Another important concept is what manner of rendering are you looking to do? Do you need a square/rectangular grid? Do you need an isometric grid? Do you need a hexagonal grid? I look into each of these when the differences between them are enough to warrant more exploration. However, generally the principles are similar.
For the purposes of these articles, I will primarily be using C#, for three reasons. One, it is sufficiently like most of the other imperative languages so that the syntax won’t get in the way of understanding. Two, with C# and the express editions of Visual Studio, one can target Windows desktop, the Web (through Silverlight), and XNA, often with little to no code change. Three, garbage collection. In a non-GC language, the code would be cluttered up with a lot of memory management hoo-hah that is really unnecessary for illustrating topics.
Part of planning is organizing the project. For the moment, we will assume a project that will target Windows(WinForms), Silverlight, and XNA. We won’t use WPF on the Windows client, as it would make it too similar to the Silverlight client. In order to do this, we need to have all of the tools installed and ready to use.
Also, we need some sort of image asset editor. Paint .NET is a really good choice for this, but I’m not here to tell you what to use. I’ve done projects using nothing but MS Paint. I suggest Paint .NET because the price is right. Inkscape is a pretty cool drawing program, too, with the same price point.
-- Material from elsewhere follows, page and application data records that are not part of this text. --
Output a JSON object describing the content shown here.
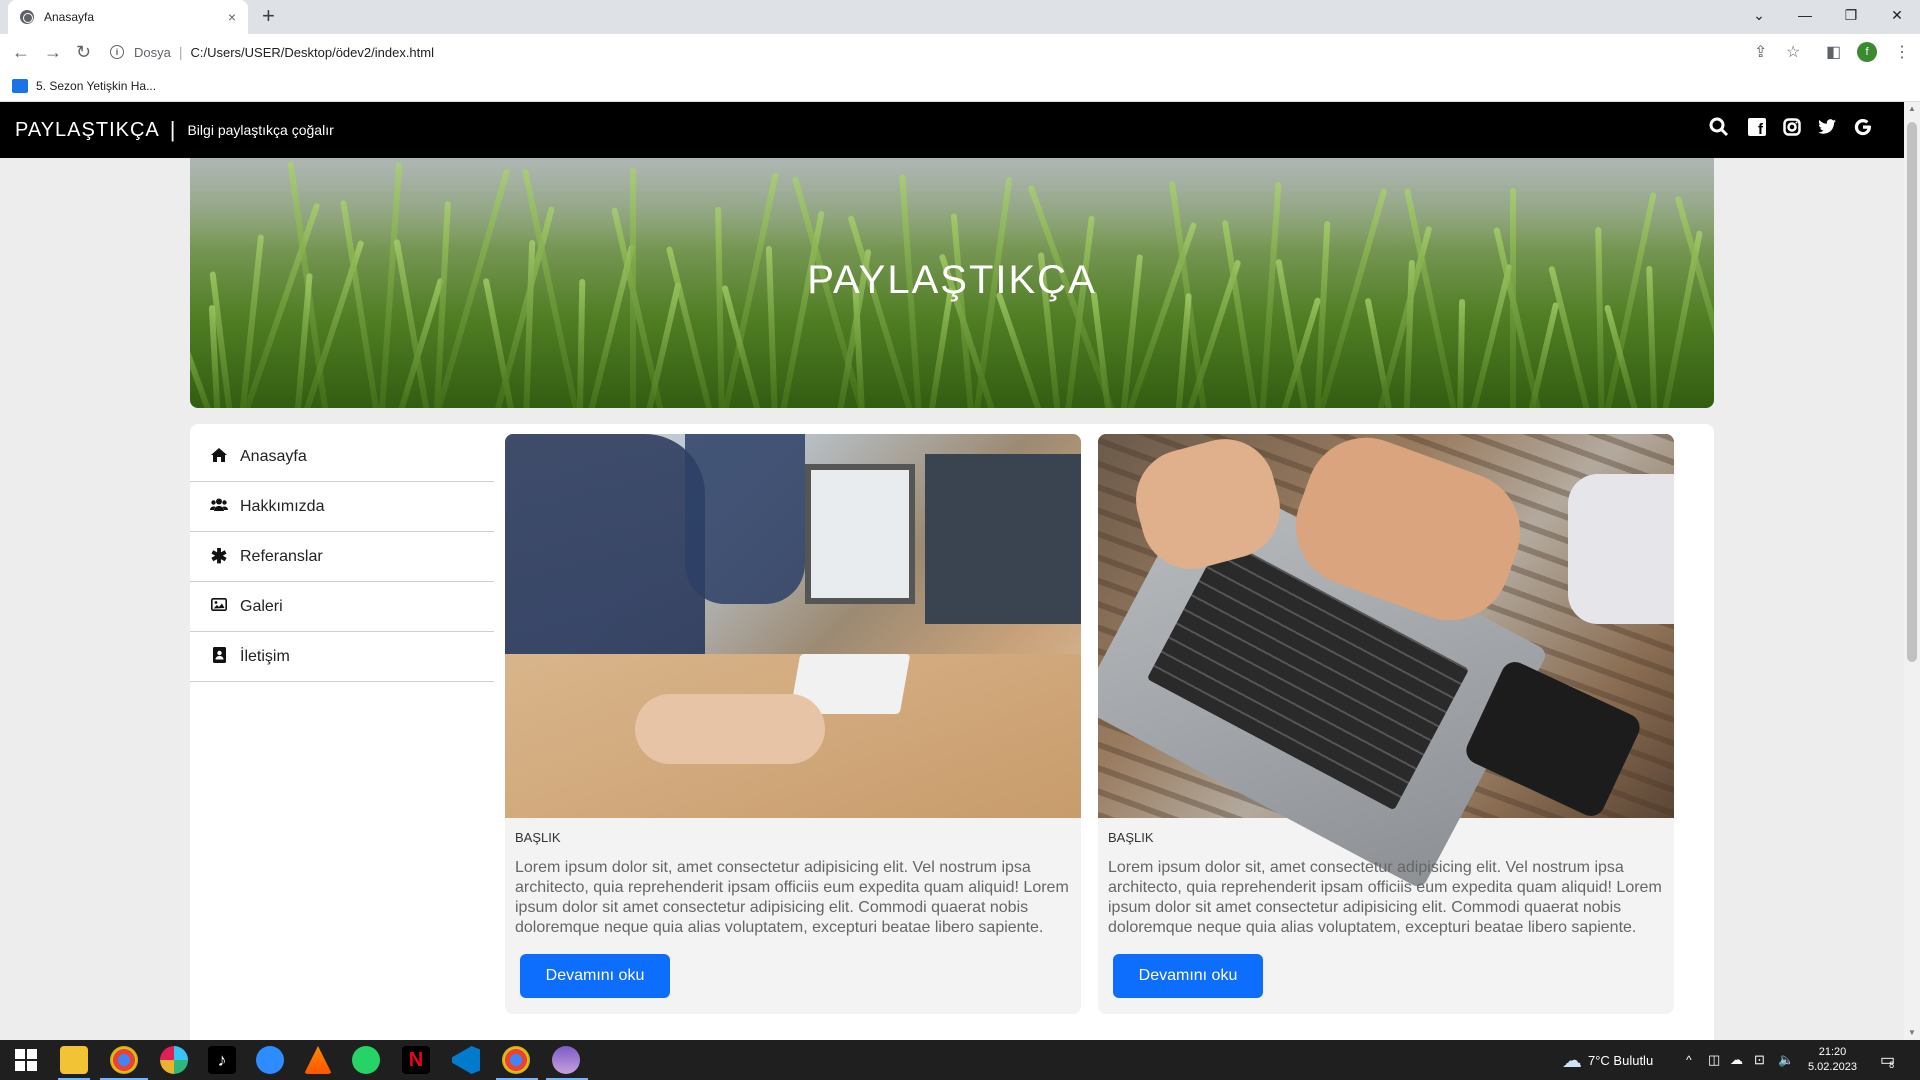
{
  "browser": {
    "tab_title": "Anasayfa",
    "tab_close": "×",
    "new_tab": "+",
    "url_scheme": "Dosya",
    "url": "C:/Users/USER/Desktop/ödev2/index.html",
    "profile_initial": "f",
    "bookmark": "5. Sezon Yetişkin Ha..."
  },
  "site": {
    "brand": "PAYLAŞTIKÇA",
    "tagline": "Bilgi paylaştıkça çoğalır",
    "hero_title": "PAYLAŞTIKÇA",
    "social": [
      {
        "icon": "search-icon",
        "glyph": "⚲"
      },
      {
        "icon": "facebook-icon",
        "glyph": "f"
      },
      {
        "icon": "instagram-icon",
        "glyph": "◎"
      },
      {
        "icon": "twitter-icon",
        "glyph": "🐦"
      },
      {
        "icon": "google-icon",
        "glyph": "G"
      }
    ],
    "menu": [
      {
        "label": "Anasayfa",
        "icon": "home-icon",
        "glyph": "⌂"
      },
      {
        "label": "Hakkımızda",
        "icon": "users-icon",
        "glyph": "👥"
      },
      {
        "label": "Referanslar",
        "icon": "asterisk-icon",
        "glyph": "✱"
      },
      {
        "label": "Galeri",
        "icon": "image-icon",
        "glyph": "🖼"
      },
      {
        "label": "İletişim",
        "icon": "contact-icon",
        "glyph": "▣"
      }
    ],
    "cards": [
      {
        "title": "BAŞLIK",
        "text": "Lorem ipsum dolor sit, amet consectetur adipisicing elit. Vel nostrum ipsa architecto, quia reprehenderit ipsam officiis eum expedita quam aliquid! Lorem ipsum dolor sit amet consectetur adipisicing elit. Commodi quaerat nobis doloremque neque quia alias voluptatem, excepturi beatae libero sapiente.",
        "button": "Devamını oku"
      },
      {
        "title": "BAŞLIK",
        "text": "Lorem ipsum dolor sit, amet consectetur adipisicing elit. Vel nostrum ipsa architecto, quia reprehenderit ipsam officiis eum expedita quam aliquid! Lorem ipsum dolor sit amet consectetur adipisicing elit. Commodi quaerat nobis doloremque neque quia alias voluptatem, excepturi beatae libero sapiente.",
        "button": "Devamını oku"
      }
    ]
  },
  "taskbar": {
    "weather": "7°C  Bulutlu",
    "time": "21:20",
    "date": "5.02.2023",
    "notifications": "8"
  },
  "colors": {
    "nav_bg": "#000000",
    "button_bg": "#0d6efd",
    "page_bg": "#ededed"
  }
}
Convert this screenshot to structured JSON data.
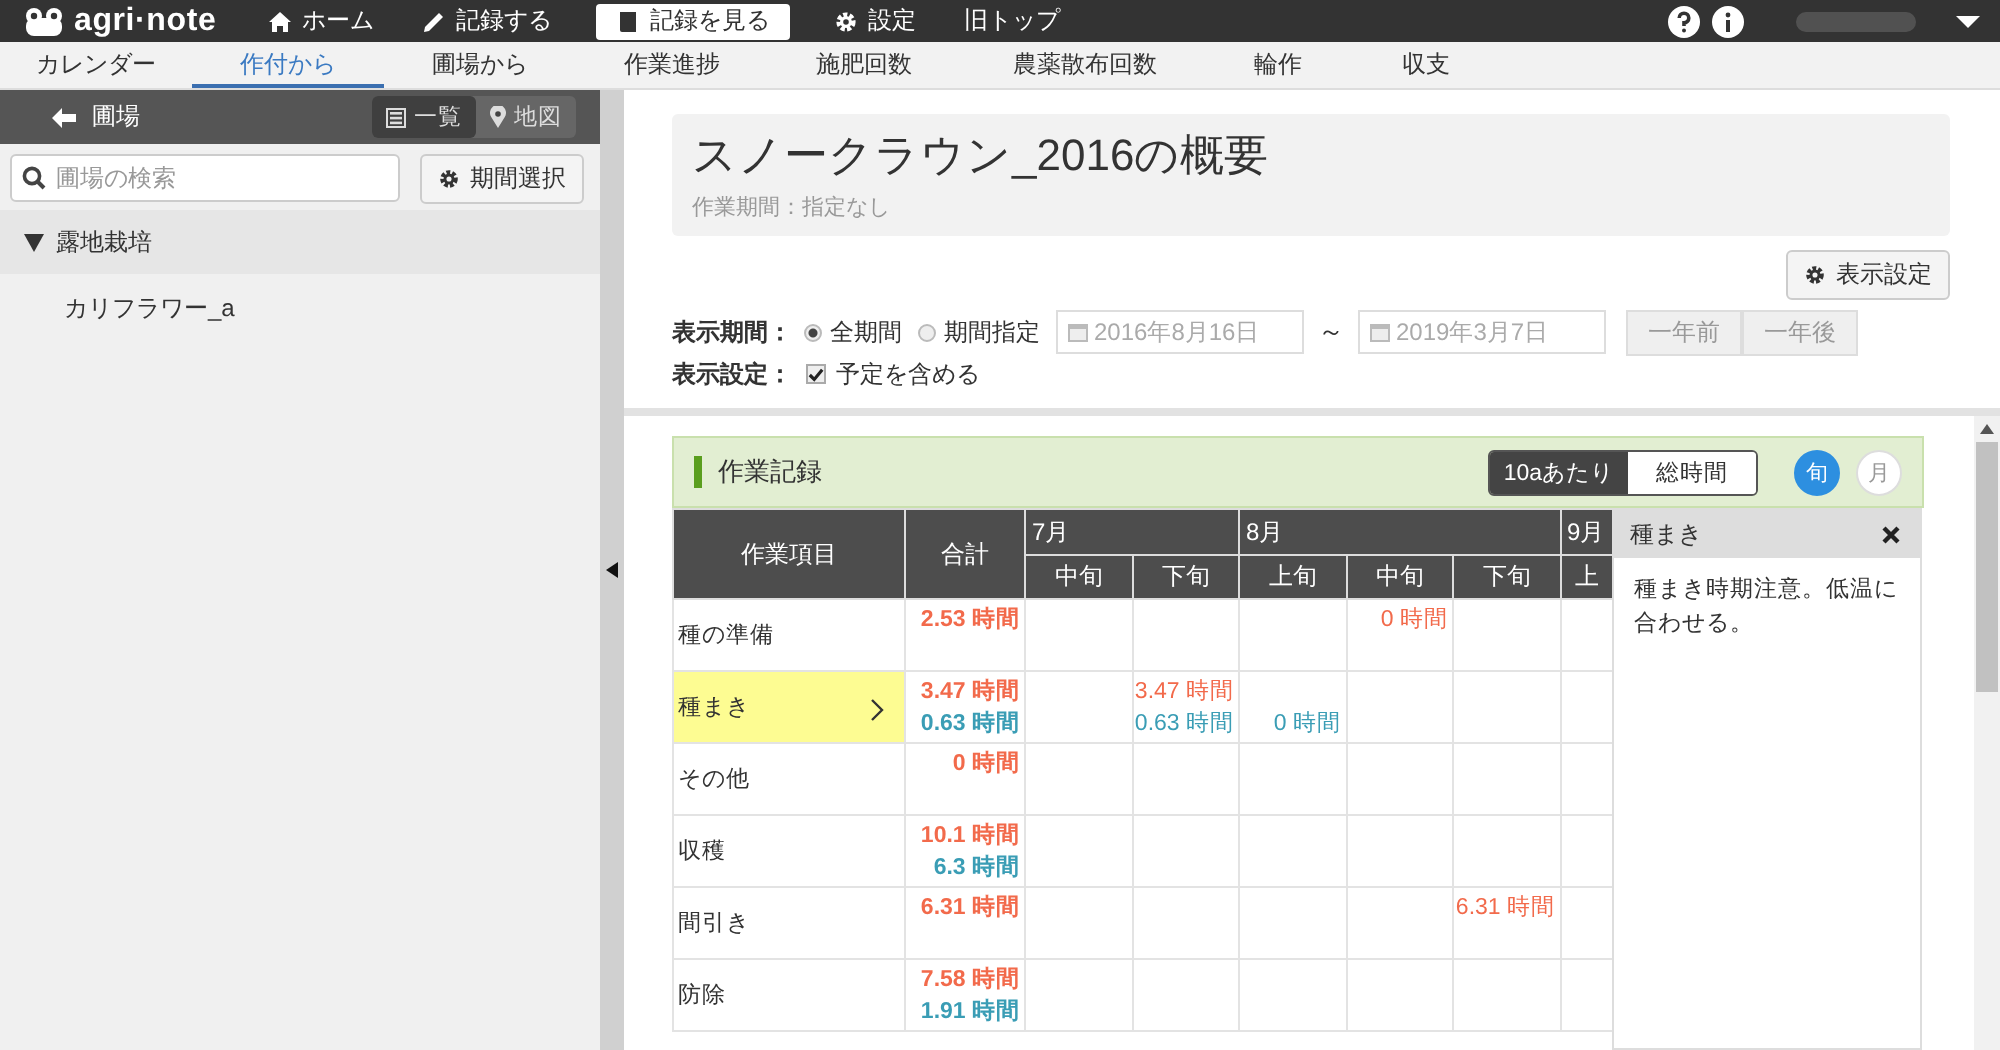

Games by their nature are abstract simulations governed by rules. While we often think of a game as being the images on screen or the tokens on a board, in reality these are just markers to represent the state of the game. As a result of this, I almost always split out a game’s logic from the game’s representation on screen. In languages like C#, this is most easily accomplished by having an assembly .dll that stores game state and provides an interface for manipulating that state, with a separate executable that consumes the .dll and does the rendering. Most languages and platforms support some sort of method of keeping these items separate. The big rule here is that there is *NO* rendering allowed in the game’s backend, and *NO* game logic allowed in the front end. Keep this rule.
Finally, after developing a game idea, have a decent idea of what sort of capabilities your rendering client will need. It doesn’t have to be perfect, but the basics should be there.
Let us say, for example, that we were going to make a game of Reversi, which I figure many people are familiar with. If not, check Wikipedia for the basics.
One of the first things we need to know is what sort of tile grid would we like to use. If we go with a square grid, then we don’t really have to worry about images that overlap. With an isometric grid, we probably do, although it could be constructed so that the pieces did not go outside of the bounds of the rhombus. If we decided to make a strange hexagonal ruleset based on regular Reversi and went with a hex grid, we again would not need to worry about overlap of tiles. Overlap of tiles is highly important for the rendering. If there is no overlap, then it doesn’t matter what order things are rendered in.
So, the basic idea is to try to get a little perspective beforehand, and do a bit of planning in order to maximize your work on the other portions. Do not, however, overplan. Software development is an iterative process. You will make some sort of mistake along the way, and some bad decisions. Yes, they are more expensive(time and effortwise) to fix the later in the project they are found, but if you attempt to plan everything, you never get started.